Below are a few of the quintessentially British things that I have picked up in my stint here thus far:
Learning to navigate London’s intricate and sophisticated public transport system is one thing, but understanding and adhering to British public transportation etiquette is imperative if you'd like to avoid contemptuous stares. After learning some of following rules, the hard way, I am now proud to say that I am a protocol-abiding passenger:
Always allow all passengers to exit the train before you begin boarding
Always allow all passengers to exit the train before you begin to board
Give up to your seat to the elderly/disabled/pregnant (you'll know they're pregnant, because they'll most likely be wearing a button)
On the Tube escalators, you MUST stand to the right and walk on the left
Above all else, avoid eye contact with any other passengers at all costs. If your eyes happen to meet in the window reflection, look away immediately. No, seriously, don't even pretend to look at anyone.
Regardless of the weather being too cold or too hot, it is inherently British to complain about it. According to the Daily Mail, ‘The average Briton whinges about the climate four times a day, for a total of eight minutes and 21 seconds.’ I find that I am talking about the weather more these days than any human ever should. I even find that I an now guilty of beginning conversations with statements like ‘Lovely weather today’ or ‘It’s meant to rain this weekend’ Of course it's meant to rain; it's England!

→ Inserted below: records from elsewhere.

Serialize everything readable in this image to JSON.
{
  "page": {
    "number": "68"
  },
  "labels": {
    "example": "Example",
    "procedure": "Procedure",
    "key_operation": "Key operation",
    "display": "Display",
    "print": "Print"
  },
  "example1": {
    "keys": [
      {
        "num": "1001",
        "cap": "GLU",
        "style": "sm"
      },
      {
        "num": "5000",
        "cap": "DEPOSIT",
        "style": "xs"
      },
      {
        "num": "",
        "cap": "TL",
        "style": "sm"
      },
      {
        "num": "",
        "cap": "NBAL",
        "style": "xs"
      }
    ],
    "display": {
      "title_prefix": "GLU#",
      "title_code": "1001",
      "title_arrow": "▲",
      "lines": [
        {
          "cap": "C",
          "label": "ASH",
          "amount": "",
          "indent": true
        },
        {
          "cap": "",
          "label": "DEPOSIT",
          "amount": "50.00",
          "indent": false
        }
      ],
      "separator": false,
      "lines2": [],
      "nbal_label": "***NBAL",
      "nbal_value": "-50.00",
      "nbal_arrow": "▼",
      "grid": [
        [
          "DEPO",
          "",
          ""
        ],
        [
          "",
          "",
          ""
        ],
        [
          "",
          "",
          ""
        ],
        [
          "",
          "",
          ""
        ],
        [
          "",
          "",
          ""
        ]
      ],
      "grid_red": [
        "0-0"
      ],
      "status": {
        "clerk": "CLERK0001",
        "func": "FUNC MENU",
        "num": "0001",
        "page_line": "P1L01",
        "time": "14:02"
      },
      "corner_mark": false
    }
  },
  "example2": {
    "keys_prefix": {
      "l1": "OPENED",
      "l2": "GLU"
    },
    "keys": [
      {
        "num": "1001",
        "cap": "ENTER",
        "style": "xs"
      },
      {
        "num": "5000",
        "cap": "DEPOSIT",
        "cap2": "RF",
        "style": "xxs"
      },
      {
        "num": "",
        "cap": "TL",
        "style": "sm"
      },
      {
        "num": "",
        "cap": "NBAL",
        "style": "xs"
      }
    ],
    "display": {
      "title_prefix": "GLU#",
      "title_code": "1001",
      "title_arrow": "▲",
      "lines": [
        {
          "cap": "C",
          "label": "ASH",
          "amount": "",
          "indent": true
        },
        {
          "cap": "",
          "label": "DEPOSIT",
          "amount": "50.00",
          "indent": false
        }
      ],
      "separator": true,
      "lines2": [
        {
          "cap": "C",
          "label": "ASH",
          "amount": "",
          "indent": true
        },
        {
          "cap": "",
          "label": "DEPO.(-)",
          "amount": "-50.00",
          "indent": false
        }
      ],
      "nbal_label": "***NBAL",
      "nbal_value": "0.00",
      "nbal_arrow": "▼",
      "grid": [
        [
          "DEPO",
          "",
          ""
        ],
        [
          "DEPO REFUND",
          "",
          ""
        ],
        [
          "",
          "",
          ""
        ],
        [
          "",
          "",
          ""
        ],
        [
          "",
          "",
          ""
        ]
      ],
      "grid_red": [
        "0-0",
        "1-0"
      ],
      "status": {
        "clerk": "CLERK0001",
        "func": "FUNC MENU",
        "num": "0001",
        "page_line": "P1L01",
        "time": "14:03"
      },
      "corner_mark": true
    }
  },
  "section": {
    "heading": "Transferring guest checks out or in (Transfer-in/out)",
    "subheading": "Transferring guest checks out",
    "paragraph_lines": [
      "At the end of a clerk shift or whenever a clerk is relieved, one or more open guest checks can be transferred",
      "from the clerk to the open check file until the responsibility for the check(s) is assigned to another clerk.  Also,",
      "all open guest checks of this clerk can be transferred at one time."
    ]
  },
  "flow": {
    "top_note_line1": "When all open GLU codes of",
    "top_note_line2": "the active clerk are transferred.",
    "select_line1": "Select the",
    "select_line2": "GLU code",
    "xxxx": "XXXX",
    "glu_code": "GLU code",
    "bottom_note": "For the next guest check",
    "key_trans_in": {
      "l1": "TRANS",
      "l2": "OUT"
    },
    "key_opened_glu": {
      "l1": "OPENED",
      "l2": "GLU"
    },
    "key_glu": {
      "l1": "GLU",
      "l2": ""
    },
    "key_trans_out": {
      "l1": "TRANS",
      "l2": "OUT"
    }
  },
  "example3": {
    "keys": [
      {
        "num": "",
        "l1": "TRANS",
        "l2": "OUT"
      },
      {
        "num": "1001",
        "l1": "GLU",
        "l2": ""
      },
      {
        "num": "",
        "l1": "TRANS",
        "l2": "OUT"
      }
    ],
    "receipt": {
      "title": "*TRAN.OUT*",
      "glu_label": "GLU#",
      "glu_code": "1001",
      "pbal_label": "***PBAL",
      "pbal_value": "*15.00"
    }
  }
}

Queuing (or as we call it in the US, lining up) is a famous English ritual that is taken very seriously. In the US, long lines often lead to chaos and shoving, but not here. The British are renowned for their polite and patient queuing techniques. At Wimbledon 'queue cards' are handed out, with strick instructions. This is for the benefit of the foreigners, as Brits are well aware of the queuing laws. This is no joke, people. If, god forbid, the high queuing standards are ever breached, the Brits will moan about it, but only to their friends, never directly to the delinquent.
If the British made anything other than queuing a national pastime, it would be apologizing. Typically, Brits don’t like to ‘make a fuss’ about things, so they commonly apologize for every small infraction or perceived wrongdoing. It’s not uncommon to hear an apology for things that are out of their control (‘I’m sorry about this rain’) or things that are not their fault, like saying sorry when someone else steps on their foot. Sentences often begin with sorry, even when unnecessary (‘sorry, is anyone sitting here?’). I wonder if a Brit could go a whole day without saying sorry?! Although I haven’t fully adopted the over-apologizing yet, I do find that I say sorry more frequently when I’m in England. It just feels right.
Pale skin is a stereotypically English trait. There simply is not enough sun, most of the year, to get a natural tan. Before moving here I would say that I had an olive-colored skin tone. Somehow England has managed to suck it all out of me though. I went to buy new make-up a few months back and nearly cried when my new color was called alabaster. On top of it all, I now burn. I never used to burn. Give me my pigment back, England!!!
One of my favorite parts of living in London are the various sporting events...and the drinking that inevitably accompanies all of them. The mainstream sports here are not baseball, basketball and (American) football. They vary quite drastically in fact and I have found that I definitely prefer the British options. In my time here, I have been to see several rugby matches, football (soccer), cricket, the Oxford vs Cambridge boat race, the Royal Windsor horse races, polo, the America’s Cup Sailing World Series and Wimbledon. For the sophisticated spectators over here, apart from the sport itself, the focus of all these events seems to center around champagne, Pimms or a bottle of Rosé.
My British colleagues take great pleasure in pointing out my Stateside battering of the English language. When communicating via email during working hours, I’ve had to learn to replace z’s with s’s (i.e. realise, summarise) and throw weird u’s in words (humour, neighbour). Math is now maths, centre is not center any longer and traveling has become travelling. Sometimes it’s just easier to succumb, rather than to fight it.
I'm intrigued to see what other English traits I pick up, in the upcoming four years that remain on my visa. Stay tuned for updates...